▶ [WORK INSTRUCTIONS] Go through the material and return every line that contains the string "wwwroot".

RECORDS PROVIDED section start

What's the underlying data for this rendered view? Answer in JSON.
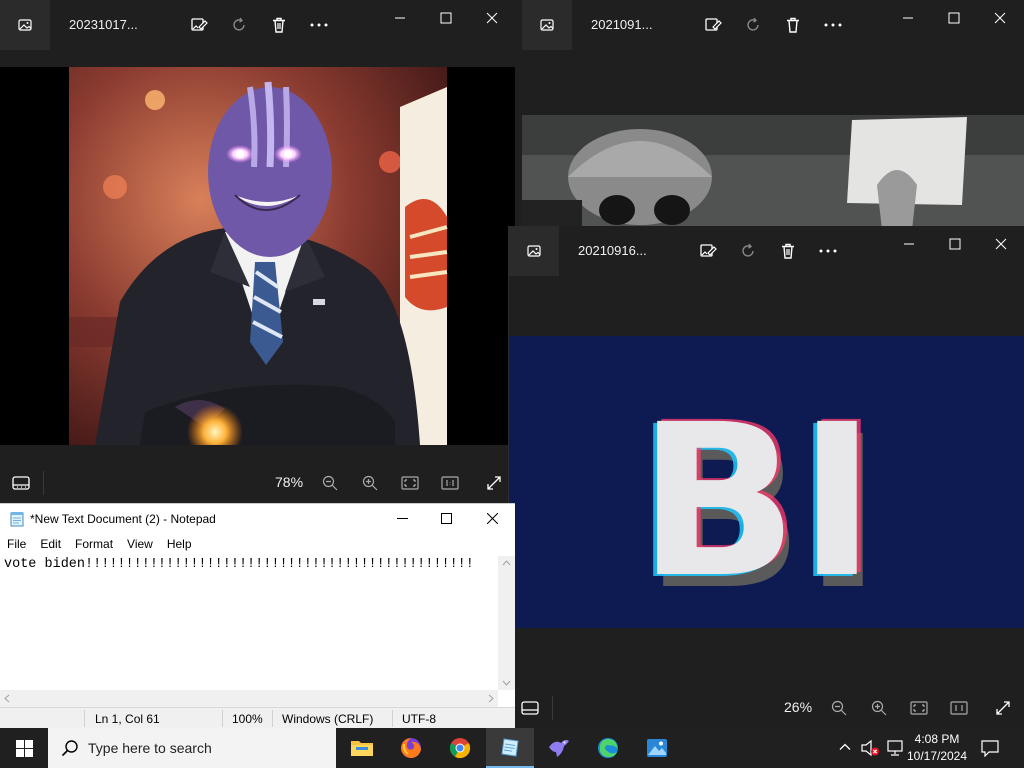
{
  "viewer1": {
    "title": "20231017...",
    "zoom": "78%",
    "controls": {
      "minimize_icon": "minimize-icon",
      "maximize_icon": "maximize-icon",
      "close_icon": "close-icon"
    }
  },
  "viewer2": {
    "title": "2021091..."
  },
  "viewer3": {
    "title": "20210916...",
    "zoom": "26%",
    "image_text": "BI"
  },
  "notepad": {
    "title": "*New Text Document (2) - Notepad",
    "menu": [
      "File",
      "Edit",
      "Format",
      "View",
      "Help"
    ],
    "content": "vote biden!!!!!!!!!!!!!!!!!!!!!!!!!!!!!!!!!!!!!!!!!!!!!!!!",
    "status": {
      "position": "Ln 1, Col 61",
      "zoom": "100%",
      "line_ending": "Windows (CRLF)",
      "encoding": "UTF-8"
    }
  },
  "taskbar": {
    "search_placeholder": "Type here to search",
    "time": "4:08 PM",
    "date": "10/17/2024",
    "apps": [
      "file-explorer-icon",
      "firefox-icon",
      "chrome-icon",
      "notepad-icon",
      "bird-app-icon",
      "edge-icon",
      "photos-icon"
    ]
  },
  "colors": {
    "window_bg": "#1f1f1f",
    "taskbar_bg": "#202020",
    "glitch_bg": "#0e1a52"
  }
}
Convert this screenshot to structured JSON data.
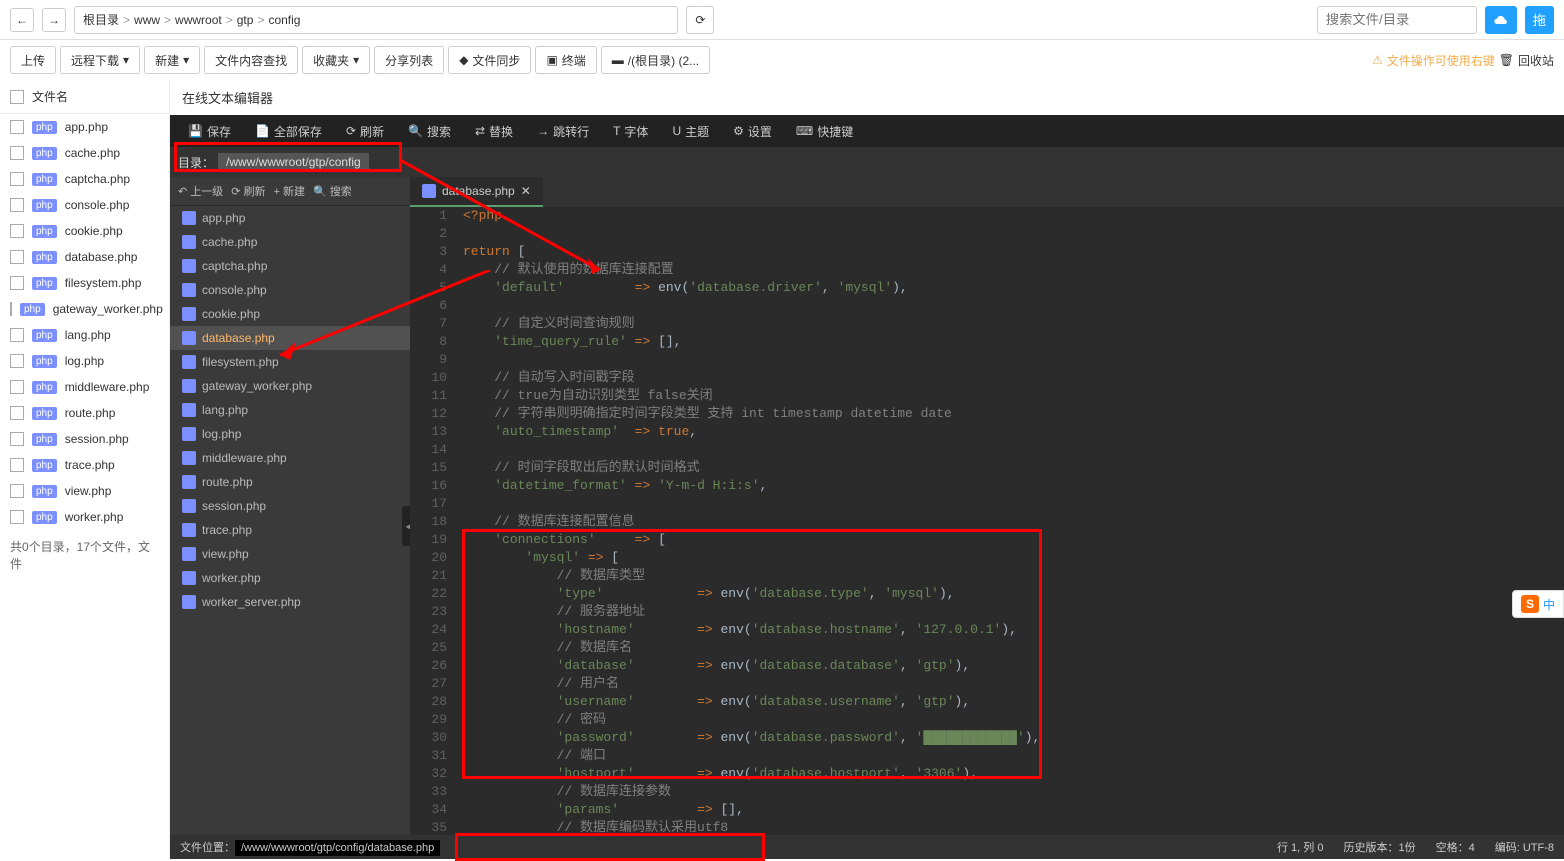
{
  "breadcrumb": [
    "根目录",
    "www",
    "wwwroot",
    "gtp",
    "config"
  ],
  "search_placeholder": "搜索文件/目录",
  "drag_btn": "拖",
  "toolbar": {
    "upload": "上传",
    "remote_dl": "远程下载",
    "new": "新建",
    "content_search": "文件内容查找",
    "favorites": "收藏夹",
    "share_list": "分享列表",
    "file_sync": "文件同步",
    "terminal": "终端",
    "root_dir": "/(根目录) (2...",
    "warn": "文件操作可使用右键",
    "trash": "回收站"
  },
  "list_header": "文件名",
  "left_files": [
    "app.php",
    "cache.php",
    "captcha.php",
    "console.php",
    "cookie.php",
    "database.php",
    "filesystem.php",
    "gateway_worker.php",
    "lang.php",
    "log.php",
    "middleware.php",
    "route.php",
    "session.php",
    "trace.php",
    "view.php",
    "worker.php"
  ],
  "list_footer": "共0个目录，17个文件，文件",
  "editor_title": "在线文本编辑器",
  "editor_toolbar": [
    "保存",
    "全部保存",
    "刷新",
    "搜索",
    "替换",
    "跳转行",
    "字体",
    "主题",
    "设置",
    "快捷键"
  ],
  "editor_toolbar_icons": [
    "save-icon",
    "save-all-icon",
    "refresh-icon",
    "search-icon",
    "replace-icon",
    "goto-icon",
    "font-icon",
    "theme-icon",
    "settings-icon",
    "keyboard-icon"
  ],
  "path_label": "目录：",
  "path_value": "/www/wwwroot/gtp/config",
  "tree_toolbar": {
    "up": "上一级",
    "refresh": "刷新",
    "new": "新建",
    "search": "搜索"
  },
  "tree_files": [
    "app.php",
    "cache.php",
    "captcha.php",
    "console.php",
    "cookie.php",
    "database.php",
    "filesystem.php",
    "gateway_worker.php",
    "lang.php",
    "log.php",
    "middleware.php",
    "route.php",
    "session.php",
    "trace.php",
    "view.php",
    "worker.php",
    "worker_server.php"
  ],
  "tree_active": "database.php",
  "tab_name": "database.php",
  "code": {
    "lines": [
      {
        "n": 1,
        "html": "<span class='s-key'>&lt;?php</span>"
      },
      {
        "n": 2,
        "html": ""
      },
      {
        "n": 3,
        "html": "<span class='s-key'>return</span> ["
      },
      {
        "n": 4,
        "html": "    <span class='s-com'>// 默认使用的数据库连接配置</span>"
      },
      {
        "n": 5,
        "html": "    <span class='s-str'>'default'</span>         <span class='s-arr'>=&gt;</span> env(<span class='s-str'>'database.driver'</span>, <span class='s-str'>'mysql'</span>),"
      },
      {
        "n": 6,
        "html": ""
      },
      {
        "n": 7,
        "html": "    <span class='s-com'>// 自定义时间查询规则</span>"
      },
      {
        "n": 8,
        "html": "    <span class='s-str'>'time_query_rule'</span> <span class='s-arr'>=&gt;</span> [],"
      },
      {
        "n": 9,
        "html": ""
      },
      {
        "n": 10,
        "html": "    <span class='s-com'>// 自动写入时间戳字段</span>"
      },
      {
        "n": 11,
        "html": "    <span class='s-com'>// true为自动识别类型 false关闭</span>"
      },
      {
        "n": 12,
        "html": "    <span class='s-com'>// 字符串则明确指定时间字段类型 支持 int timestamp datetime date</span>"
      },
      {
        "n": 13,
        "html": "    <span class='s-str'>'auto_timestamp'</span>  <span class='s-arr'>=&gt;</span> <span class='s-lit'>true</span>,"
      },
      {
        "n": 14,
        "html": ""
      },
      {
        "n": 15,
        "html": "    <span class='s-com'>// 时间字段取出后的默认时间格式</span>"
      },
      {
        "n": 16,
        "html": "    <span class='s-str'>'datetime_format'</span> <span class='s-arr'>=&gt;</span> <span class='s-str'>'Y-m-d H:i:s'</span>,"
      },
      {
        "n": 17,
        "html": ""
      },
      {
        "n": 18,
        "html": "    <span class='s-com'>// 数据库连接配置信息</span>"
      },
      {
        "n": 19,
        "html": "    <span class='s-str'>'connections'</span>     <span class='s-arr'>=&gt;</span> ["
      },
      {
        "n": 20,
        "html": "        <span class='s-str'>'mysql'</span> <span class='s-arr'>=&gt;</span> ["
      },
      {
        "n": 21,
        "html": "            <span class='s-com'>// 数据库类型</span>"
      },
      {
        "n": 22,
        "html": "            <span class='s-str'>'type'</span>            <span class='s-arr'>=&gt;</span> env(<span class='s-str'>'database.type'</span>, <span class='s-str'>'mysql'</span>),"
      },
      {
        "n": 23,
        "html": "            <span class='s-com'>// 服务器地址</span>"
      },
      {
        "n": 24,
        "html": "            <span class='s-str'>'hostname'</span>        <span class='s-arr'>=&gt;</span> env(<span class='s-str'>'database.hostname'</span>, <span class='s-str'>'127.0.0.1'</span>),"
      },
      {
        "n": 25,
        "html": "            <span class='s-com'>// 数据库名</span>"
      },
      {
        "n": 26,
        "html": "            <span class='s-str'>'database'</span>        <span class='s-arr'>=&gt;</span> env(<span class='s-str'>'database.database'</span>, <span class='s-str'>'gtp'</span>),"
      },
      {
        "n": 27,
        "html": "            <span class='s-com'>// 用户名</span>"
      },
      {
        "n": 28,
        "html": "            <span class='s-str'>'username'</span>        <span class='s-arr'>=&gt;</span> env(<span class='s-str'>'database.username'</span>, <span class='s-str'>'gtp'</span>),"
      },
      {
        "n": 29,
        "html": "            <span class='s-com'>// 密码</span>"
      },
      {
        "n": 30,
        "html": "            <span class='s-str'>'password'</span>        <span class='s-arr'>=&gt;</span> env(<span class='s-str'>'database.password'</span>, <span class='s-str'>'████████████'</span>),"
      },
      {
        "n": 31,
        "html": "            <span class='s-com'>// 端口</span>"
      },
      {
        "n": 32,
        "html": "            <span class='s-str'>'hostport'</span>        <span class='s-arr'>=&gt;</span> env(<span class='s-str'>'database.hostport'</span>, <span class='s-str'>'3306'</span>),"
      },
      {
        "n": 33,
        "html": "            <span class='s-com'>// 数据库连接参数</span>"
      },
      {
        "n": 34,
        "html": "            <span class='s-str'>'params'</span>          <span class='s-arr'>=&gt;</span> [],"
      },
      {
        "n": 35,
        "html": "            <span class='s-com'>// 数据库编码默认采用utf8</span>"
      }
    ]
  },
  "status": {
    "file_pos_label": "文件位置：",
    "file_pos_value": "/www/wwwroot/gtp/config/database.php",
    "line_col": "行 1, 列 0",
    "history": "历史版本：1份",
    "spaces": "空格：4",
    "encoding": "编码: UTF-8"
  },
  "ime_badge": "中"
}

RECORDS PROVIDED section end

▶ [ANSWER SECTION]
    "wwwroot",
  "path_value": "/www/wwwroot/gtp/config",
    "file_pos_value": "/www/wwwroot/gtp/config/database.php",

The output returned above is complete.